Gathering pre-purchase information for a cruise vacation with virtual reality: the effects of media technology and gender

Abstract
Purpose This study aims to apply theory on consumer learning in virtual experiences to compare how media technologies (i.e. virtual reality [VR] and standard websites) and users’ gender influence the ways in which tourists gather pre-purchase information. Design/methodology/approach A laboratory experiment with fully immersive VR was conducted to examine consumers’ behavior in gathering pre-purchase information. The sample comprised 128 consumers who had taken a cruise vacation or who were considering purchasing a cruise package in the near future. Findings The results generally reveal the central role of the feeling of presence, which, in turn, positively impacts users’ enjoyment and aspects of consumer learning (i.e. brand attitude, product knowledge and purchase intent). In particular, the results suggest that compared with standard websites, VR facilitated the tourists’ learning as consumers, especially among women, who tend to dominate the information-gathering stage of planning family vacations. Practical implications The results imply that travel agencies and tourism centers working with cruise vacation companies should incorporate VR to make their offers more attractive, especially to women. Originality/value The study was the first to apply theory on consumer learning in the cruise tourism industry, specifically to compare fully immersive VR devices versus standard websites and gauge the effect of gender
Description
Bibliographic reference

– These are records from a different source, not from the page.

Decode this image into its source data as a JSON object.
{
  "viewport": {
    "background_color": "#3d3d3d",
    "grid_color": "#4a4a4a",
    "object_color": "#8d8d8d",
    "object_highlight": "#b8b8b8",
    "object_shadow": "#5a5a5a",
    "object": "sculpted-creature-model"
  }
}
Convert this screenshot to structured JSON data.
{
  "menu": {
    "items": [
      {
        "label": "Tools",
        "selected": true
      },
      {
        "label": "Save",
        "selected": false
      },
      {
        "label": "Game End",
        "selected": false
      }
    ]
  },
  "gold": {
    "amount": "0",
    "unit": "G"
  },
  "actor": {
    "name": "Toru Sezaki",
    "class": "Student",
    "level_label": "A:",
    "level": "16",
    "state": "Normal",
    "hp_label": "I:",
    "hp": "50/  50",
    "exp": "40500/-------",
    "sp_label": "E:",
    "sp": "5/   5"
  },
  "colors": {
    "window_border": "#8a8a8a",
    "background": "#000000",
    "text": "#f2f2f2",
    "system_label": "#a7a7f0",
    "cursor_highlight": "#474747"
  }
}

Martínez-Molés, V., Jung, T.H., Pérez-Cabañero, C. and Cervera-Taulet, A. (2022), "Gathering pre-purchase information for a cruise vacation with virtual reality: the effects of media technology and gender", International Journal of Contemporary Hospitality Management, Vol. 34 No. 1, pp. 407-429